The Illinois Department of Human Services, which disburses much of the nearly $10-billion the state spends annually on nonprofit contractors, is moving to require government-funded charities to reveal salaries paid to their executives by private management firms, says the Chicago Tribune.
As of the July 1 start of the fiscal year, charities that received $250,000 or more in contracts with the department must release compensation information for all staff members, including those ostensibly working for private companies. The threshold will drop to $25,000 next year.
Charity watchdogs contend some organizations set up for-profit companies to handle executive payroll to shield high salaries from scrutiny. “This issue is of serious concern to the [human-services] department, and we are taking steps to address it,” said Kayce Ataiyero, a spokeswoman for the agency.

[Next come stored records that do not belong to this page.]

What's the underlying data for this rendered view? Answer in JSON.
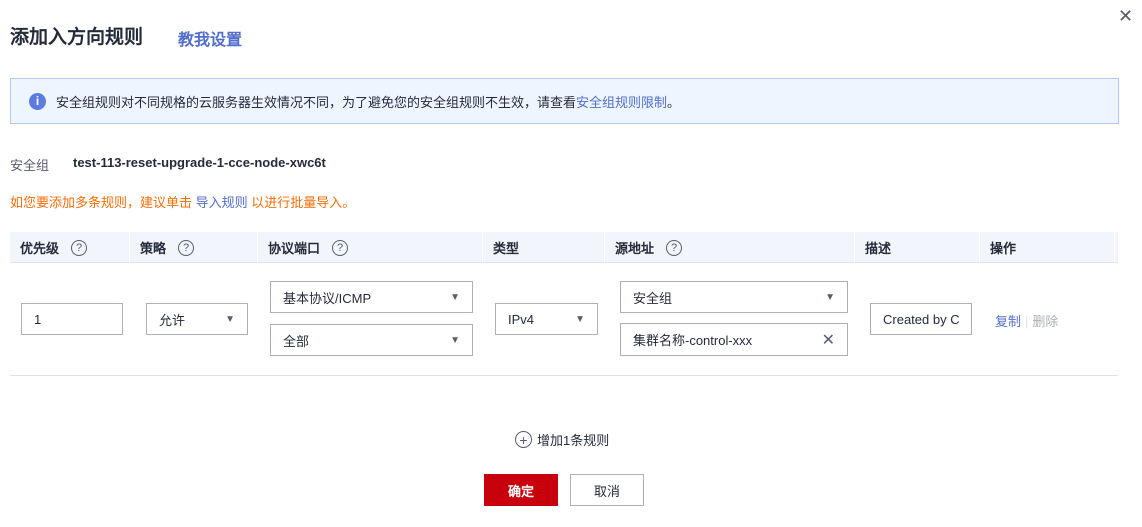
{
  "dialog": {
    "title": "添加入方向规则",
    "teach_link": "教我设置",
    "close": "✕"
  },
  "alert": {
    "text": "安全组规则对不同规格的云服务器生效情况不同，为了避免您的安全组规则不生效，请查看",
    "link": "安全组规则限制",
    "end": "。"
  },
  "security_group": {
    "label": "安全组",
    "value": "test-113-reset-upgrade-1-cce-node-xwc6t"
  },
  "tip": {
    "before": "如您要添加多条规则，建议单击 ",
    "link": "导入规则",
    "after": " 以进行批量导入。"
  },
  "columns": [
    "优先级",
    "策略",
    "协议端口",
    "类型",
    "源地址",
    "描述",
    "操作"
  ],
  "row": {
    "priority": "1",
    "policy": "允许",
    "protocol": "基本协议/ICMP",
    "port": "全部",
    "type": "IPv4",
    "source_type": "安全组",
    "source_value": "集群名称-control-xxx",
    "description": "Created by C",
    "copy": "复制",
    "delete": "删除"
  },
  "add_rule": "增加1条规则",
  "buttons": {
    "ok": "确定",
    "cancel": "取消"
  }
}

Sheldon Holzman, a former chairman of the Illinois CPA Society, said such arrangements have become more common in the past decade and have advantages for participating nonprofit groups, allowing them to centralize some operations and offer more progressive employee benefit plans.